Write out the entries exactly, pictures excluded.

........

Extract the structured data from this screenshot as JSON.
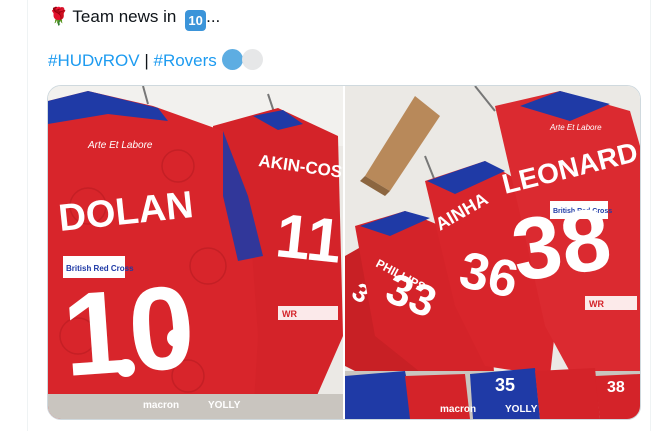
{
  "tweet": {
    "line1_text": "Team news in",
    "rose_emoji": "🌹",
    "keycap": "10",
    "ellipsis": "...",
    "hashtag1": "#HUDvROV",
    "separator": " | ",
    "hashtag2": "#Rovers"
  },
  "media": {
    "left_photo": {
      "badge": "Arte Et Labore",
      "name1": "DOLAN",
      "number1": "10",
      "name2": "AKIN-COSTELLO",
      "number2": "11",
      "sponsor": "British Red Cross",
      "footer_brand": "macron",
      "footer_partner": "YOLLY",
      "sleeve": "WR"
    },
    "right_photo": {
      "badge": "Arte Et Labore",
      "name1": "LEONARD",
      "number1": "38",
      "name2": "AINHA",
      "number2": "36",
      "name3": "PHILLIPS",
      "number3": "33",
      "sponsor": "British Red Cross",
      "footer_brand": "macron",
      "footer_partner": "YOLLY",
      "sleeve": "WR",
      "floor_number": "35",
      "floor_number2": "38"
    }
  },
  "colors": {
    "shirt_red": "#d8252b",
    "shirt_blue": "#1f3aa6",
    "link_blue": "#1d9bf0",
    "wall": "#e9e7e3"
  },
  "icons": [
    "rose-emoji-icon",
    "keycap-ten-icon",
    "blue-circle-icon",
    "white-circle-icon"
  ]
}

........

- _Result of the exercise_
Extract the structured data from this screenshot as JSON.
{
  "tweet": {
    "line1_text": "Team news in",
    "rose_emoji": "🌹",
    "keycap": "10",
    "ellipsis": "...",
    "hashtag1": "#HUDvROV",
    "separator": " | ",
    "hashtag2": "#Rovers"
  },
  "media": {
    "left_photo": {
      "badge": "Arte Et Labore",
      "name1": "DOLAN",
      "number1": "10",
      "name2": "AKIN-COSTELLO",
      "number2": "11",
      "sponsor": "British Red Cross",
      "footer_brand": "macron",
      "footer_partner": "YOLLY",
      "sleeve": "WR"
    },
    "right_photo": {
      "badge": "Arte Et Labore",
      "name1": "LEONARD",
      "number1": "38",
      "name2": "AINHA",
      "number2": "36",
      "name3": "PHILLIPS",
      "number3": "33",
      "sponsor": "British Red Cross",
      "footer_brand": "macron",
      "footer_partner": "YOLLY",
      "sleeve": "WR",
      "floor_number": "35",
      "floor_number2": "38"
    }
  },
  "colors": {
    "shirt_red": "#d8252b",
    "shirt_blue": "#1f3aa6",
    "link_blue": "#1d9bf0",
    "wall": "#e9e7e3"
  },
  "icons": [
    "rose-emoji-icon",
    "keycap-ten-icon",
    "blue-circle-icon",
    "white-circle-icon"
  ]
}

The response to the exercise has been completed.